Economy, Energy, Natural Resources: Policy to People
Logan Layden is a native of McAlester, Oklahoma. He graduated from the University of Oklahoma in 2009 and spent three years as a state capitol reporter and local host of All Things Considered for NPR member station KGOU in Norman.
Duncan’s water supplies are already in bad shape because of the drought. Lake Waurika — Duncan’s main water source — is only about 32 percent full, and city officials are beginning to look toward groundwater as a lake levels continue to drop.
And if it weren’t enough for water supplies to be stretched to their limits, now the water itself is contaminated. Continue Reading →
Harold and Amy Coulter with their granddaughter at Walnut Creek State Park in August 2014.
Walnut Creek State Park closed indefinitely last weekend, the latest in a series of park closures that started in 2011, and a victim of budget priorities and changing attitudes at the department of tourism. StateImpact traveled to the banks of Keystone Lake to visit with some of Walnut Creek’s last campers as a state park, and the people whose livelihoods are now in danger.
Cleveland, Oklahoma — population 3,200 — relies on a small reservoir southwest of the city for its water, despite being located on the banks of the Arkansas River.
And a water crisis is brewing there. But the problem can’t be blamed oncrumbling pipelines, an obsolete treatment plant, or drought — though more rain is needed. The problem is silt. The Cleveland Reservoir is nearly 80 years old.
That kind of hyperbole is expected anytime President Barack Obama’s U.S. Environmental Protection Agency does, well, anything. But the changes being proposed to the way bodies of water are classified are confusing.
Insufficient rains and increasing demand put enormous pressure on Oklahoma’s water resources both on the surface and underground. But it’s also hard to overstate the role evaporation plays in the drought.
The oil and gas industry has been part of the problem, storing tens of millions of gallons of water needed for the hydraulic fracturing process in large, open pits, leaving it to be ravaged by evaporation until the water is needed.
After four years of drought, municipal water storage in in Altus-Lugert lake has dropped to about 10 percent.
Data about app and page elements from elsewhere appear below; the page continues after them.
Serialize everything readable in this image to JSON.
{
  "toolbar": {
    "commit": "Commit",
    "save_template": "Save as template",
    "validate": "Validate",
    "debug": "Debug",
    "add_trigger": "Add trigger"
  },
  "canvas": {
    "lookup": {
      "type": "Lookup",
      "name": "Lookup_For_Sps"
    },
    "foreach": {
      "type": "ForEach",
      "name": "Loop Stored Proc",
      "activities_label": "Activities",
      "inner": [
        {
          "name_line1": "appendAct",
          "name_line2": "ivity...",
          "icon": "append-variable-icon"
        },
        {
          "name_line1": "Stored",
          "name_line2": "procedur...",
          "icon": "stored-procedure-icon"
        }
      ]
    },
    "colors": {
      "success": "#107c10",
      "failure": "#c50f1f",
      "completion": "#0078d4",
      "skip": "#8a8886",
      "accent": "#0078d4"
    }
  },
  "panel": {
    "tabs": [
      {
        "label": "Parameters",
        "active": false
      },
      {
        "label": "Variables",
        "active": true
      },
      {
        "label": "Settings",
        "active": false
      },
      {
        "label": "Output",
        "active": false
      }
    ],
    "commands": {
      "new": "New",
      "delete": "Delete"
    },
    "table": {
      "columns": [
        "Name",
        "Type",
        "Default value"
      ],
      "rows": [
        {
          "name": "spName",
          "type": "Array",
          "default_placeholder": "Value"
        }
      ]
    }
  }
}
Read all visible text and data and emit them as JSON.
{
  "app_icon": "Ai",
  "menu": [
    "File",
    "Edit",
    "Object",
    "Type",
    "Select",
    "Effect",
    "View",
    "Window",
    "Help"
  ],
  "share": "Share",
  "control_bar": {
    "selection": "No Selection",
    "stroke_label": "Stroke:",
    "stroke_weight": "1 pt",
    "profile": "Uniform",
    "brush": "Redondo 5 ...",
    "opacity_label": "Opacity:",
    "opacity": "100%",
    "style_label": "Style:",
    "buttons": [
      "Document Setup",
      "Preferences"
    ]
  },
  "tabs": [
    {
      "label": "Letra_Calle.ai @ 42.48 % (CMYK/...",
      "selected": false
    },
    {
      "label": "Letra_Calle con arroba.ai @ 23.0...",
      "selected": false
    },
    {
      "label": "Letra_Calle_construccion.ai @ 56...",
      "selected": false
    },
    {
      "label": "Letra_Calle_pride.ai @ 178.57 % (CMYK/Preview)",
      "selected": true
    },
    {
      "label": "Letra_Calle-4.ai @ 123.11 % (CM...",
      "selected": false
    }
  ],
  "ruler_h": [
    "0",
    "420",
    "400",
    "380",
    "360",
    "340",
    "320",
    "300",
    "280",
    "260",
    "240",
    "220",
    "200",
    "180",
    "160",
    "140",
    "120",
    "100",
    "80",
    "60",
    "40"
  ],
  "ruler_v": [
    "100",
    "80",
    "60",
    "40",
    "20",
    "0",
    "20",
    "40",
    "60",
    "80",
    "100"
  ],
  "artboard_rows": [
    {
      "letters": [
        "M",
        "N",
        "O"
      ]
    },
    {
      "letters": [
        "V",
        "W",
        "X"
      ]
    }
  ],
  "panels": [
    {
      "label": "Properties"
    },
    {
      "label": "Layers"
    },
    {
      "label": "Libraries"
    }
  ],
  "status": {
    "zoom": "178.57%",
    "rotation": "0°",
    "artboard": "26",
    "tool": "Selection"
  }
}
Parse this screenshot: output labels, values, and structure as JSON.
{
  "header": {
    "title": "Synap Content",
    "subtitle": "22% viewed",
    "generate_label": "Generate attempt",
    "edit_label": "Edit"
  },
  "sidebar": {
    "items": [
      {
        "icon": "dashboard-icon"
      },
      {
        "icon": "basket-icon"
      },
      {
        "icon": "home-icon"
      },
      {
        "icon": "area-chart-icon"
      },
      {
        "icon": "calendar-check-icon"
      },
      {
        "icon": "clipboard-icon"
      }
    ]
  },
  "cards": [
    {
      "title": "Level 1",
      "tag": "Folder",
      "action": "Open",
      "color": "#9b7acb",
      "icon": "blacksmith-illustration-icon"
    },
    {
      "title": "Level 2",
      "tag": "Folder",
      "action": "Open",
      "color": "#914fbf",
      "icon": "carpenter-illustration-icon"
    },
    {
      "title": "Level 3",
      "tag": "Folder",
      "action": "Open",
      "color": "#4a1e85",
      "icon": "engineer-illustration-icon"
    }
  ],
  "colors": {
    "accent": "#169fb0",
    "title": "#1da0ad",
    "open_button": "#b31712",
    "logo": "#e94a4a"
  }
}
Water supplies in southwest Oklahoma are in danger of drying up as four years of drought drag lake levels to record lows. Some communities are scrambling to supplement their current water sources, while others look for new sources — in Texas.
Last week, the city council in Duncan discussed moving to Stage 4 water rationing, which would limit outdoor watering to just one day per week. Now, officials in Lawton are instituting tougher city-wide water restrictions. Continue Reading →
How much water is too much to withdraw from the Garber-Wellington Aquifer, which underlies central Oklahoma? That’s the question going forward, now that a study of the aquifer is finished. But one thing seems clear: the status quo is not sustainable.
A large, Central Oklahoma aquifer will be 50 percent depleted as early as 2049 if usage continues at the current rates, an updated study presented Tuesday to the Oklahoma Water Resources Board shows. The study on the Garber-Wellington aquifer, which lies beneath much of central Oklahoma, including Oklahoma City, Moore, Norman, Shawnee and other cities, examined the rates of water usage from 1987 through 2009.
The water situation for the city of Duncan continues to deteriorate. Despite improving drought conditions in the area, portions of Stephens County — where Duncan is located — are still in the severe or exceptional drought categories.
So, at a meeting Tuesday, the Duncan City Council voted to move from the Stage 3 rationing the city has been under since March 2013 — which limits outdoor watering to the early morning hours twice a week — to Stage 4, but delayed implementation until October.